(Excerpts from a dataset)

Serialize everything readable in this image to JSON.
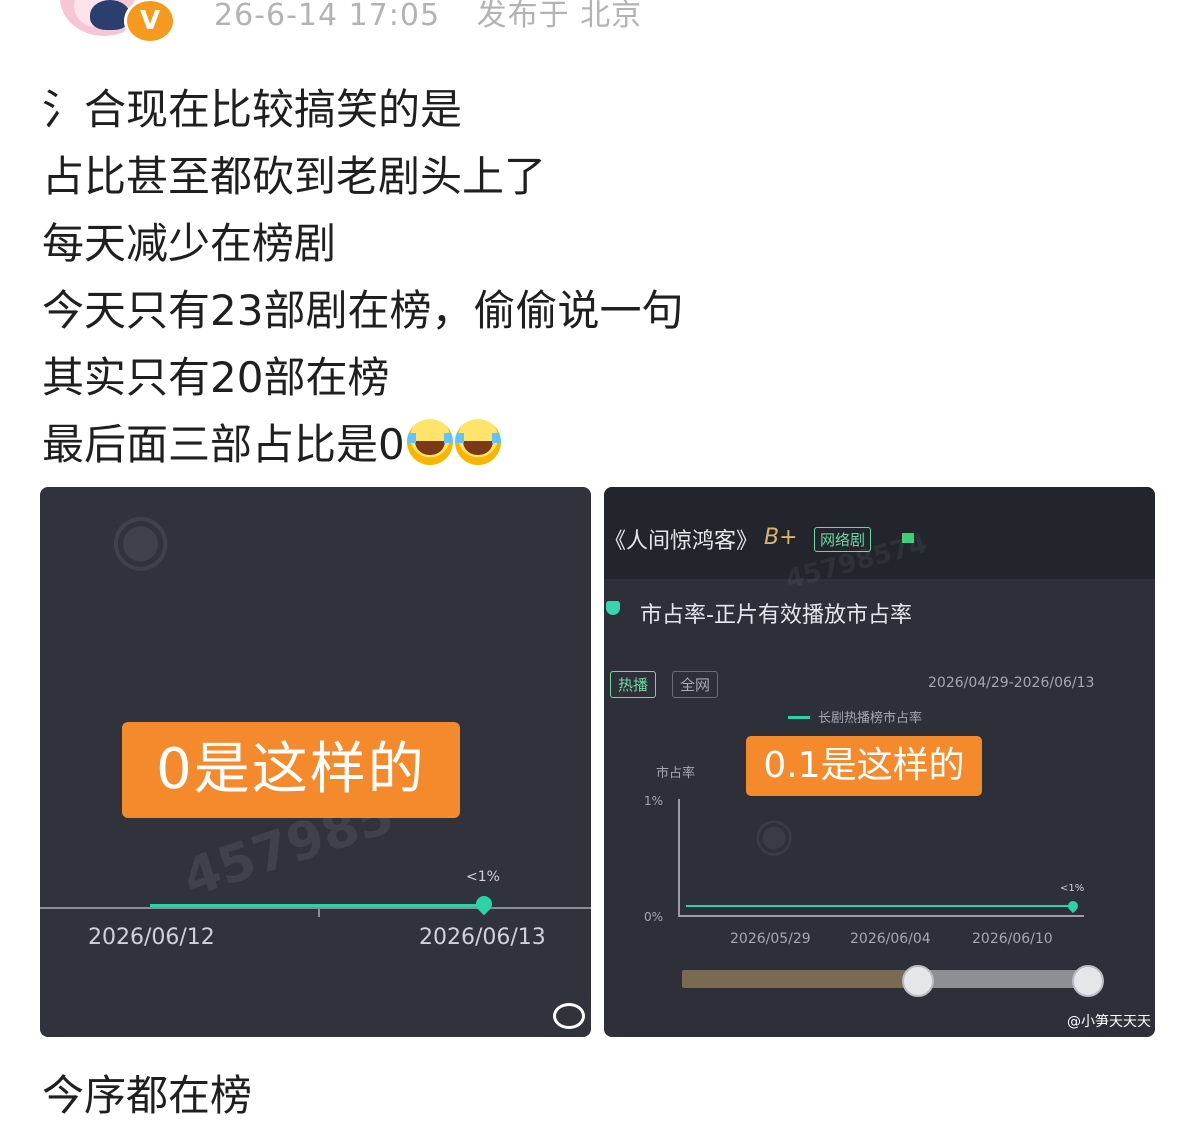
{
  "header": {
    "timestamp": "26-6-14 17:05",
    "location": "发布于 北京",
    "verified_badge": "V"
  },
  "post": {
    "lines": [
      "氵合现在比较搞笑的是",
      "占比甚至都砍到老剧头上了",
      "每天减少在榜剧",
      "今天只有23部剧在榜，偷偷说一句",
      "其实只有20部在榜",
      "最后面三部占比是0"
    ],
    "emoji": [
      "laugh-cry-emoji",
      "laugh-cry-emoji"
    ],
    "truncated_next_line": "今序都在榜"
  },
  "image1": {
    "overlay_label": "0是这样的",
    "value_label": "<1%",
    "x_dates": [
      "2026/06/12",
      "2026/06/13"
    ],
    "watermark": "457985"
  },
  "image2": {
    "drama_title": "《人间惊鸿客》",
    "grade": "B+",
    "type_tag": "网络剧",
    "section_title": "市占率-正片有效播放市占率",
    "chips": [
      "热播",
      "全网"
    ],
    "date_range": "2026/04/29-2026/06/13",
    "legend": "长剧热播榜市占率",
    "ylabel": "市占率",
    "y_ticks": [
      "1%",
      "0%"
    ],
    "overlay_label": "0.1是这样的",
    "value_label": "<1%",
    "x_dates": [
      "2026/05/29",
      "2026/06/04",
      "2026/06/10"
    ],
    "credit": "@小笋天天天",
    "watermark": "45798574"
  },
  "colors": {
    "accent_orange": "#f48a2c",
    "line_teal": "#2bd4a5",
    "chart_bg": "#30323c"
  }
}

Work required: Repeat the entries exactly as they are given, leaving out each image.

Result:
Serialize everything readable in this image to JSON.
{
  "header": {
    "timestamp": "26-6-14 17:05",
    "location": "发布于 北京",
    "verified_badge": "V"
  },
  "post": {
    "lines": [
      "氵合现在比较搞笑的是",
      "占比甚至都砍到老剧头上了",
      "每天减少在榜剧",
      "今天只有23部剧在榜，偷偷说一句",
      "其实只有20部在榜",
      "最后面三部占比是0"
    ],
    "emoji": [
      "laugh-cry-emoji",
      "laugh-cry-emoji"
    ],
    "truncated_next_line": "今序都在榜"
  },
  "image1": {
    "overlay_label": "0是这样的",
    "value_label": "<1%",
    "x_dates": [
      "2026/06/12",
      "2026/06/13"
    ],
    "watermark": "457985"
  },
  "image2": {
    "drama_title": "《人间惊鸿客》",
    "grade": "B+",
    "type_tag": "网络剧",
    "section_title": "市占率-正片有效播放市占率",
    "chips": [
      "热播",
      "全网"
    ],
    "date_range": "2026/04/29-2026/06/13",
    "legend": "长剧热播榜市占率",
    "ylabel": "市占率",
    "y_ticks": [
      "1%",
      "0%"
    ],
    "overlay_label": "0.1是这样的",
    "value_label": "<1%",
    "x_dates": [
      "2026/05/29",
      "2026/06/04",
      "2026/06/10"
    ],
    "credit": "@小笋天天天",
    "watermark": "45798574"
  },
  "colors": {
    "accent_orange": "#f48a2c",
    "line_teal": "#2bd4a5",
    "chart_bg": "#30323c"
  }
}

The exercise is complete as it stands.